I also believe in equality, equity and liberty for all people. I am proud of the values, ethos and vision we instil in all at the Trust. I love our ethnic diversity – if you go into any one of our playgrounds or staff rooms you have the privilege to see the world reflected in the nationalities we have. As one of our headteachers says, it’s like we are a mini United Nations.
Where do you feel you have had the greatest impact so far, and why have you been so effective in this aspect of the job?
Walking into one of the most challenging periods in the Trust’s history and bringing stability, direction and accountability has been the biggest success.
Having self-confidence and belief helped reassure our staff and the parents of our pupils that we would get through the challenges we were facing.
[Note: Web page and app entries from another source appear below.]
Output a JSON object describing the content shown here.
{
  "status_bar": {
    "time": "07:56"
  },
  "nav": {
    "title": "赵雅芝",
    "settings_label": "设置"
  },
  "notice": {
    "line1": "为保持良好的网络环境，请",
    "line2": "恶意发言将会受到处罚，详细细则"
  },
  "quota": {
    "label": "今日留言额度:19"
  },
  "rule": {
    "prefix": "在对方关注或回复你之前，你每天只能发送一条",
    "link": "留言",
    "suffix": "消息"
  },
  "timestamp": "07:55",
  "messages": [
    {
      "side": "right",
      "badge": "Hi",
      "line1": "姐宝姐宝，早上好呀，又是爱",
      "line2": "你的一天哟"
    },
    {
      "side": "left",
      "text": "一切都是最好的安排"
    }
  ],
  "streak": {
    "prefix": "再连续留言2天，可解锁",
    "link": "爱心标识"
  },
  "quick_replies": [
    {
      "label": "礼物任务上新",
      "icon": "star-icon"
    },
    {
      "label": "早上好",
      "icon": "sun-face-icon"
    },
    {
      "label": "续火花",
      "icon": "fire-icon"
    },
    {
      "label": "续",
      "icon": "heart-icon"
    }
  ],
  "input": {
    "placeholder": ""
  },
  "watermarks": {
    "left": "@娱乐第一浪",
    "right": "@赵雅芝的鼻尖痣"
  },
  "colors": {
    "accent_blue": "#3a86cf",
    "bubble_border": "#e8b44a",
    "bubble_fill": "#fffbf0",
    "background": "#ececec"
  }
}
I must also say, though they were very challenging indeed with us at times, the staff at the DfE, ESFA and the Regional Schools Commissioner were critical in helping us to make the improvements we needed. Frankly, we had to put aside our personal feelings about criticism and engage fully with them. They worked tirelessly with us to help to bring us to a position of strength.
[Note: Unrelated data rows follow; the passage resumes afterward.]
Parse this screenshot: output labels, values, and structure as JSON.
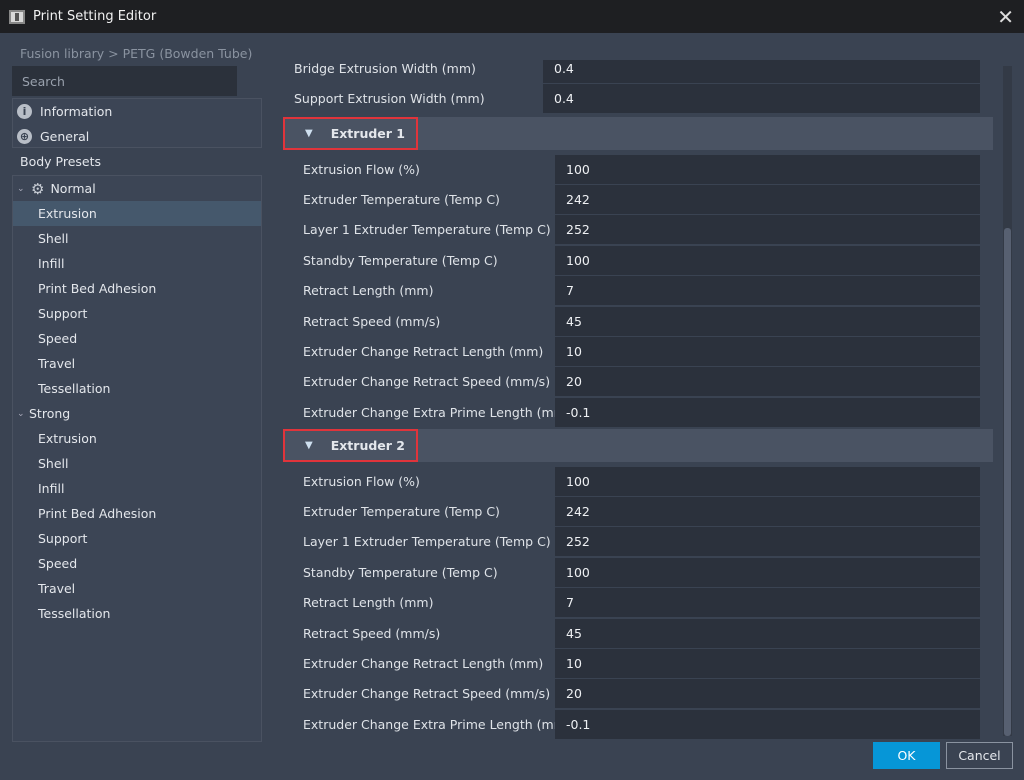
{
  "window": {
    "title": "Print Setting Editor",
    "close_icon": "close-icon"
  },
  "sidebar": {
    "breadcrumb": "Fusion library > PETG (Bowden Tube)",
    "search_placeholder": "Search",
    "top_items": [
      {
        "label": "Information",
        "icon": "info-icon"
      },
      {
        "label": "General",
        "icon": "globe-icon"
      }
    ],
    "body_presets_label": "Body Presets",
    "presets": [
      {
        "label": "Normal",
        "items": [
          "Extrusion",
          "Shell",
          "Infill",
          "Print Bed Adhesion",
          "Support",
          "Speed",
          "Travel",
          "Tessellation"
        ],
        "selected": "Extrusion"
      },
      {
        "label": "Strong",
        "items": [
          "Extrusion",
          "Shell",
          "Infill",
          "Print Bed Adhesion",
          "Support",
          "Speed",
          "Travel",
          "Tessellation"
        ]
      }
    ]
  },
  "main": {
    "pre_rows": [
      {
        "label": "Bridge Extrusion Width (mm)",
        "value": "0.4"
      },
      {
        "label": "Support Extrusion Width (mm)",
        "value": "0.4"
      }
    ],
    "sections": [
      {
        "title": "Extruder 1",
        "rows": [
          {
            "label": "Extrusion Flow (%)",
            "value": "100"
          },
          {
            "label": "Extruder Temperature (Temp C)",
            "value": "242"
          },
          {
            "label": "Layer 1 Extruder Temperature (Temp C)",
            "value": "252"
          },
          {
            "label": "Standby Temperature (Temp C)",
            "value": "100"
          },
          {
            "label": "Retract Length (mm)",
            "value": "7"
          },
          {
            "label": "Retract Speed (mm/s)",
            "value": "45"
          },
          {
            "label": "Extruder Change Retract Length (mm)",
            "value": "10"
          },
          {
            "label": "Extruder Change Retract Speed (mm/s)",
            "value": "20"
          },
          {
            "label": "Extruder Change Extra Prime Length (mm)",
            "value": "-0.1"
          }
        ]
      },
      {
        "title": "Extruder 2",
        "rows": [
          {
            "label": "Extrusion Flow (%)",
            "value": "100"
          },
          {
            "label": "Extruder Temperature (Temp C)",
            "value": "242"
          },
          {
            "label": "Layer 1 Extruder Temperature (Temp C)",
            "value": "252"
          },
          {
            "label": "Standby Temperature (Temp C)",
            "value": "100"
          },
          {
            "label": "Retract Length (mm)",
            "value": "7"
          },
          {
            "label": "Retract Speed (mm/s)",
            "value": "45"
          },
          {
            "label": "Extruder Change Retract Length (mm)",
            "value": "10"
          },
          {
            "label": "Extruder Change Retract Speed (mm/s)",
            "value": "20"
          },
          {
            "label": "Extruder Change Extra Prime Length (mm)",
            "value": "-0.1"
          }
        ]
      }
    ]
  },
  "footer": {
    "ok": "OK",
    "cancel": "Cancel"
  },
  "colors": {
    "accent": "#0696d7",
    "highlight_border": "#e0343b",
    "selected": "#45586c"
  }
}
I always had a vision of how our schools should work and how important it was that each school was at the heart of its community. We have achieved this now, although I believe we can still do more to keep the improvement and engagement going.
Having the support of your team is essential. Also, having an open-door policy where no problem is too small, and listening to people and really caring, has helped me change the culture of the Trust to one where we are ‘all in this together’.
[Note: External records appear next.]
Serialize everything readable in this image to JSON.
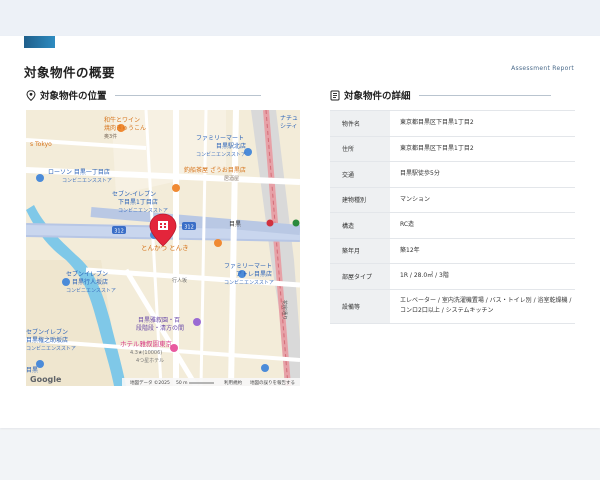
{
  "header": {
    "page_title": "対象物件の概要",
    "report_label": "Assessment Report"
  },
  "location_section": {
    "title": "対象物件の位置"
  },
  "details_section": {
    "title": "対象物件の詳細"
  },
  "details": [
    {
      "key": "物件名",
      "value": "東京都目黒区下目黒1丁目2"
    },
    {
      "key": "住所",
      "value": "東京都目黒区下目黒1丁目2"
    },
    {
      "key": "交通",
      "value": "目黒駅徒歩5分"
    },
    {
      "key": "建物種別",
      "value": "マンション"
    },
    {
      "key": "構造",
      "value": "RC造"
    },
    {
      "key": "築年月",
      "value": "築12年"
    },
    {
      "key": "部屋タイプ",
      "value": "1R / 28.0㎡ / 3階"
    },
    {
      "key": "設備等",
      "value": "エレベーター / 室内洗濯機置場 / バス・トイレ別 / 浴室乾燥機 / コンロ2口以上 / システムキッチン"
    }
  ],
  "map": {
    "labels": {
      "wine_bar": "和牛とワイン",
      "wine_bar2": "焼肉きゅうこん",
      "wine_bar3": "奥3件",
      "tokyo": "s Tokyo",
      "lawson": "ローソン 目黒一丁目店",
      "lawson_sub": "コンビニエンスストア",
      "famima_top": "ファミリーマート",
      "famima_top2": "目黒駅北店",
      "famima_top_sub": "コンビニエンスストア",
      "chitose": "ナチュ",
      "chitose2": "シティ",
      "ryotei": "釣船茶屋 ざうお目黒店",
      "ryotei_sub": "居酒屋",
      "seven_top": "セブン-イレブン",
      "seven_top2": "下目黒1丁目店",
      "seven_top_sub": "コンビニエンスストア",
      "tonki": "とんかつ とんき",
      "meguro_station": "目黒",
      "route312": "312",
      "famima_mid": "ファミリーマート",
      "famima_mid2": "アトレ目黒店",
      "famima_mid_sub": "コンビニエンスストア",
      "seven_mid": "セブンイレブン",
      "seven_mid2": "目黒行人坂店",
      "seven_mid_sub": "コンビニエンスストア",
      "gyonin": "行人坂",
      "gajoen": "目黒雅叙園・百",
      "gajoen2": "段階段・清方の間",
      "seven_bot": "セブンイレブン",
      "seven_bot2": "目黒権之助坂店",
      "seven_bot_sub": "コンビニエンスストア",
      "hotel": "ホテル雅叙園東京",
      "hotel_rating": "4.3★(10006)",
      "hotel_sub": "4つ星ホテル",
      "hanabusa": "花房通り",
      "meguro_ku": "目黒",
      "google": "Google",
      "copyright": "地図データ ©2025",
      "scale": "50 m",
      "terms": "利用規約",
      "report": "地図の誤りを報告する"
    }
  }
}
What have you learnt most since becoming CEO?
Be reflective, be decisive and don’t be afraid if you believe in what you are doing. People may question or challenge you, but if you can communicate well, and be open and listen, then I believe people appreciate what you are trying to achieve and are more likely to follow you. Surround yourself with the best people. Recruit well and allow time for things to embed and flourish. Communicate with all staff regularly and consistently and put people first.
What has been the most challenging aspect of the job? How are you overcoming this challenge?
Not being an educationalist was difficult in the beginning as people were resistant to change, and it took time and perseverance to get buy in from existing staff. This was especially challenging as we had to make rapid change with an FNtI (Financial Notice to Improve) imposed on the Trust. The backing of the Board helped me to make the necessary changes and implement a new culture of transparency and trust through communication.
What has been your greatest source of support and advice in taking on the role?
The board of Trustees have been immense with their knowledge and support. The Chair, Dr Donald Graham who was a CEO of a local authority was always available to support and advise.
My wife and children have been incredibly supportive, especially when I have to work long hours and on weekends at times. They know the vision better than most!
What is your top advice for those about to become CEOs?
Have a clear vision, communicate that vision with everyone from the bottom up, don’t assume anything, and take your time to make a decision. Be reflective, be calm and trust your gut feeling.
Use the people around you but make sure you are the one that makes the key big decisions. Sometimes you won’t be popular but if you are doing things for the right reasons you can sleep at night knowing you have the children and the community at the forefront of your decisions. Always ask yourself ‘why’, ‘why are we doing this?’
Never be afraid to make mistakes and learn from them. If you are a new CEO you will make mistakes! Learn, change, move on.
Marino Charalambous is a member of the national #TrustLeaders CEO network. Find out more trinitytest.co.uk
This interview is taken from the Being The CEO Report 2020,. The full report will be shared with all #TrustLeaders members on 22nd October 2020.